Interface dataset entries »
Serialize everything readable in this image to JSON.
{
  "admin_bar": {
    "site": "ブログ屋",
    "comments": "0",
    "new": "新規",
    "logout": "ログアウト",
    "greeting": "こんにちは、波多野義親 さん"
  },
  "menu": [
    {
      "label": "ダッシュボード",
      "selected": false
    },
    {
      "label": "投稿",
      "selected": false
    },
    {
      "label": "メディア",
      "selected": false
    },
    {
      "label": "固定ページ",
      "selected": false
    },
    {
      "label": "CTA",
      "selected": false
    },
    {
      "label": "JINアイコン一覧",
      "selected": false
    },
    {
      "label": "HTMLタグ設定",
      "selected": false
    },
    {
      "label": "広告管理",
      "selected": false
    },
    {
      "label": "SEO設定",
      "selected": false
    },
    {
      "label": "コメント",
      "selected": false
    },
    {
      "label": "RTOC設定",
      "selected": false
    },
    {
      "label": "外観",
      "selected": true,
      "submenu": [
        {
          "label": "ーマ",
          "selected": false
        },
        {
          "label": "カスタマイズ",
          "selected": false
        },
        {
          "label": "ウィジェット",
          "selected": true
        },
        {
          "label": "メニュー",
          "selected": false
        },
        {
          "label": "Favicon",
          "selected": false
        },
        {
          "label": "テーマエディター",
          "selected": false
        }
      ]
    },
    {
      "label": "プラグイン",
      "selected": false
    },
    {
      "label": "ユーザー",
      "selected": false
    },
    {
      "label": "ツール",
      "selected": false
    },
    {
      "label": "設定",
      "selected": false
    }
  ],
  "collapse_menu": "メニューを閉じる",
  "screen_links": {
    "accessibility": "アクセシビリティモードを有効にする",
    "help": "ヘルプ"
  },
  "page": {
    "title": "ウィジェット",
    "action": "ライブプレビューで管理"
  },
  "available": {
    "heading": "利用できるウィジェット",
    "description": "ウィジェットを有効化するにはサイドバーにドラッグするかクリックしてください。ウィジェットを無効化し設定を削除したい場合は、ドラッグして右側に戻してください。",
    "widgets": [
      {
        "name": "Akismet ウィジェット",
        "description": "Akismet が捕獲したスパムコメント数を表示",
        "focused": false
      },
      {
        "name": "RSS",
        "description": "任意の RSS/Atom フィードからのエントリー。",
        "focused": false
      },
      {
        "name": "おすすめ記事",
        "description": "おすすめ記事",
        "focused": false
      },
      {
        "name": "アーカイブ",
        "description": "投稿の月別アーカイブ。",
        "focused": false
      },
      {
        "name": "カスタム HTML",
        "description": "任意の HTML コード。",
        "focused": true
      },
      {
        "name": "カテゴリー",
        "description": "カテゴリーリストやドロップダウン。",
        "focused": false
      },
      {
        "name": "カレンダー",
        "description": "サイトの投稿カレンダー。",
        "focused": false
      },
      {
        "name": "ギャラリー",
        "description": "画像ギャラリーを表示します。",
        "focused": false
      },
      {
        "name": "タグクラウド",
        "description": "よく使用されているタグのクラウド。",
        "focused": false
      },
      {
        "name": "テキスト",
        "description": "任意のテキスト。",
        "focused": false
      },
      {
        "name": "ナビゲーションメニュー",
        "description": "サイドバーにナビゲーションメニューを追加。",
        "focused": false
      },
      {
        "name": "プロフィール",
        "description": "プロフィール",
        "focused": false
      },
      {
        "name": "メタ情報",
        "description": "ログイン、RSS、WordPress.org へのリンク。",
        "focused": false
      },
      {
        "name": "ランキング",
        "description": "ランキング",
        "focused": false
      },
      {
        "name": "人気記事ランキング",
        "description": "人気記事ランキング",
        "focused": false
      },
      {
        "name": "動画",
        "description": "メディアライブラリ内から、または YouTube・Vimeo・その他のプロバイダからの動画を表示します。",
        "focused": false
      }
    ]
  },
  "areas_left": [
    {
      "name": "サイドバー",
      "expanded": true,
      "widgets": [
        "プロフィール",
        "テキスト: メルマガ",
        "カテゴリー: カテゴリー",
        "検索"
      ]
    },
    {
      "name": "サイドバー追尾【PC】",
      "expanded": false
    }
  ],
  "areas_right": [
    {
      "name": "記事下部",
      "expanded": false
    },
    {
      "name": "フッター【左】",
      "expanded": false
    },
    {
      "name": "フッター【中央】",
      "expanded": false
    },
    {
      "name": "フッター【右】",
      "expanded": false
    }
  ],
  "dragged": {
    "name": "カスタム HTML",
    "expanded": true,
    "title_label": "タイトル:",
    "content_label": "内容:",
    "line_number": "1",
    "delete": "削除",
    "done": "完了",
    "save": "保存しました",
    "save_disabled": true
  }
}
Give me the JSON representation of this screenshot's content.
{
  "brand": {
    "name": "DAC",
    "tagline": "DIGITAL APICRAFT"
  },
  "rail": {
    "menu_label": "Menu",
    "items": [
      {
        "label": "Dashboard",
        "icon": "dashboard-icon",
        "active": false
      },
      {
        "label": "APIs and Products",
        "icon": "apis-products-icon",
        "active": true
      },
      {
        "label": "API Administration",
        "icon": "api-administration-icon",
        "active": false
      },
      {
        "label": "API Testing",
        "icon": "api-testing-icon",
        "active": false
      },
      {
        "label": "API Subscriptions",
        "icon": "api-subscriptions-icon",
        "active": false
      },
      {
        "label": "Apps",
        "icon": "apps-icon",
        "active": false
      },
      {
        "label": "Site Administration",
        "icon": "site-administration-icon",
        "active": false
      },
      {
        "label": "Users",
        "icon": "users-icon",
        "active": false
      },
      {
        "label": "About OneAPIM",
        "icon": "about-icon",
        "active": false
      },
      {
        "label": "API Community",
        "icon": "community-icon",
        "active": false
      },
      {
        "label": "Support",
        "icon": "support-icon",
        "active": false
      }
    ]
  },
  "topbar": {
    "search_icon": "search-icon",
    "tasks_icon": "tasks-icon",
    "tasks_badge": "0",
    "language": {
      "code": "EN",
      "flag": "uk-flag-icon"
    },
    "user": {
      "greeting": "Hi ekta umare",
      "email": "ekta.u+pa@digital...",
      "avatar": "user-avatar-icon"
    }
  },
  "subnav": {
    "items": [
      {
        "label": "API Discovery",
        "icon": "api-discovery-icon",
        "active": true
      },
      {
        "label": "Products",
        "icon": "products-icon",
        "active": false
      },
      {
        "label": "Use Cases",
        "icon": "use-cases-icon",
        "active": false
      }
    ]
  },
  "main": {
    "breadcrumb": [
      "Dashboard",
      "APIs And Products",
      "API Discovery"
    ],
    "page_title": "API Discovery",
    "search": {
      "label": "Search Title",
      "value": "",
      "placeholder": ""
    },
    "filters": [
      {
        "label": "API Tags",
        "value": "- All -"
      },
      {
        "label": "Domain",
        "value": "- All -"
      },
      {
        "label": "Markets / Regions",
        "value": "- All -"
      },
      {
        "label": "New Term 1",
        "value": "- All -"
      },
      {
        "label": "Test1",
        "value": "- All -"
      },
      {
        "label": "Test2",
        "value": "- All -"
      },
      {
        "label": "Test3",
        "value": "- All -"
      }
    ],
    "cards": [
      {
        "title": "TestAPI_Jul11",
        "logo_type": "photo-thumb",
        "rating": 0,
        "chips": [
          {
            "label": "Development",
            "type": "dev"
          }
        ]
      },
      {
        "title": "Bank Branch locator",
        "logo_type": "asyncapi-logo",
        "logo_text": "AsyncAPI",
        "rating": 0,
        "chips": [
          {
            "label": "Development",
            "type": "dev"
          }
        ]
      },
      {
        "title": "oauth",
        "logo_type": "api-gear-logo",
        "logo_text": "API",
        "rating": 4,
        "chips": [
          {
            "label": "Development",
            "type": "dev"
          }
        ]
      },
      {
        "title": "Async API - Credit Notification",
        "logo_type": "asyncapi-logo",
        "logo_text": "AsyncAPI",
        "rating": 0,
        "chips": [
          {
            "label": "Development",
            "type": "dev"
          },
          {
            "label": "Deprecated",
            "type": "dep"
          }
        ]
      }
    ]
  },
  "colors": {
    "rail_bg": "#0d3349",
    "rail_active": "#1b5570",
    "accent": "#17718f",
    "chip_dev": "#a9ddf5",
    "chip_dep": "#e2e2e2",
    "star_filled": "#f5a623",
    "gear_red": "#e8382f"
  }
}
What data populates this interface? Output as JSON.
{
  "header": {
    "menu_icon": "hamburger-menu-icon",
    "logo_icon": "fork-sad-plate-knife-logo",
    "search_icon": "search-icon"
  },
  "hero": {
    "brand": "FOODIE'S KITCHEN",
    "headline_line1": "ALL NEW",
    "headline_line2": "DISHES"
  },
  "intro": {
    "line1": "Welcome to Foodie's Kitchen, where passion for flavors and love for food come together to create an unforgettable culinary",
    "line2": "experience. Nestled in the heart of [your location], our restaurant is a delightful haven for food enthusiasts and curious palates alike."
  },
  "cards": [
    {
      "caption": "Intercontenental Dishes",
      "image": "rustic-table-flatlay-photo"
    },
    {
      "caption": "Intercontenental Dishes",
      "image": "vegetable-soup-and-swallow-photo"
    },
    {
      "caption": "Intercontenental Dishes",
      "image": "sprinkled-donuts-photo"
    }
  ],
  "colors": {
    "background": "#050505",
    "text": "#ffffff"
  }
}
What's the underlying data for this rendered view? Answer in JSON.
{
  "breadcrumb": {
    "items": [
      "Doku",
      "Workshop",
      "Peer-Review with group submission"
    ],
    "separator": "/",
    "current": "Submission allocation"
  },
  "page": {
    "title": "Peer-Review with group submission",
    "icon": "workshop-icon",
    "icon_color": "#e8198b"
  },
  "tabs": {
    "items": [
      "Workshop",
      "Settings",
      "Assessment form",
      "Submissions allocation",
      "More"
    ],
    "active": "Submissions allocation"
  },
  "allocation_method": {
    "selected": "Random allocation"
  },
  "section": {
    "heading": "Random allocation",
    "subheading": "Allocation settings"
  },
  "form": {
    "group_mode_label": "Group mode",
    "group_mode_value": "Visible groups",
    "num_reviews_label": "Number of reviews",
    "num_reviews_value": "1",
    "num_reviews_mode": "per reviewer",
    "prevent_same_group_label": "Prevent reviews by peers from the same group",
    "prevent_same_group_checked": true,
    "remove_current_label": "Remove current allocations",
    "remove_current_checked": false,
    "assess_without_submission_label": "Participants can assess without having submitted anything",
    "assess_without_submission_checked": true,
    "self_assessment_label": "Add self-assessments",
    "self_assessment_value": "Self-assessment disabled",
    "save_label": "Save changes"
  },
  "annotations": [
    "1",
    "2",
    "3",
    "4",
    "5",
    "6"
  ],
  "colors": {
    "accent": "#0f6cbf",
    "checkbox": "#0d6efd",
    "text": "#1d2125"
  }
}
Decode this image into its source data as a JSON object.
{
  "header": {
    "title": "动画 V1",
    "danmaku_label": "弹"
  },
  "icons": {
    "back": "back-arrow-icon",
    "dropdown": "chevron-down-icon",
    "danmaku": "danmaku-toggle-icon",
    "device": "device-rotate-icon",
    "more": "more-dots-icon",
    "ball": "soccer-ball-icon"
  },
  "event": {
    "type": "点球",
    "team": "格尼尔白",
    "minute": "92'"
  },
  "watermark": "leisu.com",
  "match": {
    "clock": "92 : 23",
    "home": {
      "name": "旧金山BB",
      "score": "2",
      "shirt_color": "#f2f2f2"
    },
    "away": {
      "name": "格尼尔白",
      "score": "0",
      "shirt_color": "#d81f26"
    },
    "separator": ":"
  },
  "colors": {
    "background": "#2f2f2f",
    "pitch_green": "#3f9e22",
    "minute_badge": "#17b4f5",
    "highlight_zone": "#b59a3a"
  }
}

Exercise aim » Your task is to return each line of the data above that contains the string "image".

Written reply »
Serialize everything readable in this image to JSON.
      "image": "rustic-table-flatlay-photo"
      "image": "vegetable-soup-and-swallow-photo"
      "image": "sprinkled-donuts-photo"
Decode this image into its source data as a JSON object.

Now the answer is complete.